Exercise brief:
Read through the entries below and return each line with the word "の対象期間".

Data for the task:
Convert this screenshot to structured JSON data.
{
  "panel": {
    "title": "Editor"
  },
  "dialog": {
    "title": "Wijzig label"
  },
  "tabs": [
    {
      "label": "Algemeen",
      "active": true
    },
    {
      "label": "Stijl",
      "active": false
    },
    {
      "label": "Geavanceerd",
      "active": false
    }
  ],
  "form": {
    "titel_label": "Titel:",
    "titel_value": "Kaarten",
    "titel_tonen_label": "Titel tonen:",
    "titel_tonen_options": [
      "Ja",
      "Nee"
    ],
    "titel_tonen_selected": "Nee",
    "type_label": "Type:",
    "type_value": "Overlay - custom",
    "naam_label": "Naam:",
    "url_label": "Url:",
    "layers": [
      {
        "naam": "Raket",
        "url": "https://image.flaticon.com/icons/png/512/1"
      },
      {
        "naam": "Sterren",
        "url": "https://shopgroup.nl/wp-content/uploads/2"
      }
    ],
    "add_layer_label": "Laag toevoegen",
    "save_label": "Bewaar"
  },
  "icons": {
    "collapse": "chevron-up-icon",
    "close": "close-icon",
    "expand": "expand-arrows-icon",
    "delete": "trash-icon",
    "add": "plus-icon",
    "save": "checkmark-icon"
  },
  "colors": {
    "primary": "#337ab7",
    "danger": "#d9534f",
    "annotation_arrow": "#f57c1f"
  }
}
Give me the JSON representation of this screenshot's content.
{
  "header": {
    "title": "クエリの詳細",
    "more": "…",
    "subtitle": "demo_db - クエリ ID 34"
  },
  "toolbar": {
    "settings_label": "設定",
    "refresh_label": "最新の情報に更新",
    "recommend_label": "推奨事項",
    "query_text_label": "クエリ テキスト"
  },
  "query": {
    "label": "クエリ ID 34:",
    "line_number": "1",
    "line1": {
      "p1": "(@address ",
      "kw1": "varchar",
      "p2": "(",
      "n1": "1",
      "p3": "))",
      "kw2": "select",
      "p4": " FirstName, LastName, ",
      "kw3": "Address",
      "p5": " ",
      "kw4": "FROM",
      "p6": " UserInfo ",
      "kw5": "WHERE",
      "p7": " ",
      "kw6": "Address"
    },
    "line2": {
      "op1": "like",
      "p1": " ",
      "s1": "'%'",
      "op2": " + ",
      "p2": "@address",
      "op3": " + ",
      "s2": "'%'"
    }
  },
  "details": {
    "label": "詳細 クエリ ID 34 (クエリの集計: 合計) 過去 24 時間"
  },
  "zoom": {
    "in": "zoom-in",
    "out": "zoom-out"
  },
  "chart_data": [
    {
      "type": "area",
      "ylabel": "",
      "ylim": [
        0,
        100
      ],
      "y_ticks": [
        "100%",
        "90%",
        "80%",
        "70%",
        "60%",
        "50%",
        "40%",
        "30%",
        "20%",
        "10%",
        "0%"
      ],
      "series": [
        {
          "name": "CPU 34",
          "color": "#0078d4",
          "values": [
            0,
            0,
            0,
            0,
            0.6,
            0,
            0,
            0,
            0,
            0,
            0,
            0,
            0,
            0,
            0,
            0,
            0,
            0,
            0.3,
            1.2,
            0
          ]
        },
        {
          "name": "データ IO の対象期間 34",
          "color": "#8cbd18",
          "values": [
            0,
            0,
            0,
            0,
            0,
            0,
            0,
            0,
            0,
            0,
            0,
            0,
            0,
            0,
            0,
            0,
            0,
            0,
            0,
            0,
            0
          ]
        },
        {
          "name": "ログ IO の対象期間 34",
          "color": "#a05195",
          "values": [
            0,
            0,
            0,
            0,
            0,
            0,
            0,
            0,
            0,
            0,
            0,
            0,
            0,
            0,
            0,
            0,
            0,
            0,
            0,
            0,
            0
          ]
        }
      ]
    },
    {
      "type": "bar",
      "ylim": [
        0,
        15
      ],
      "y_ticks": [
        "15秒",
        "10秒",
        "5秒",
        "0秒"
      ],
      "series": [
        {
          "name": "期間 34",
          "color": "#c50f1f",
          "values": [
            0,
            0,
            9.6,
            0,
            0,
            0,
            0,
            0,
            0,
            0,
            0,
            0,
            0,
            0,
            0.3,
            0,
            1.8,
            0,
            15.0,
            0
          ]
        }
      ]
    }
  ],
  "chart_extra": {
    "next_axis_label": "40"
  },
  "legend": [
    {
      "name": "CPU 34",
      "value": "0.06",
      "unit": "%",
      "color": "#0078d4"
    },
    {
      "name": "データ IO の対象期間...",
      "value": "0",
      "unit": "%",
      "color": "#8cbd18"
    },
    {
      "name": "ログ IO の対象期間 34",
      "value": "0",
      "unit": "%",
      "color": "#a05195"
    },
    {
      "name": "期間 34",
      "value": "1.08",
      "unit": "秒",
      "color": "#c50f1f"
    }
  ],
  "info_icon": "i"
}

Your response:
          "name": "データ IO の対象期間 34",
          "name": "ログ IO の対象期間 34",
      "name": "データ IO の対象期間...",
      "name": "ログ IO の対象期間 34",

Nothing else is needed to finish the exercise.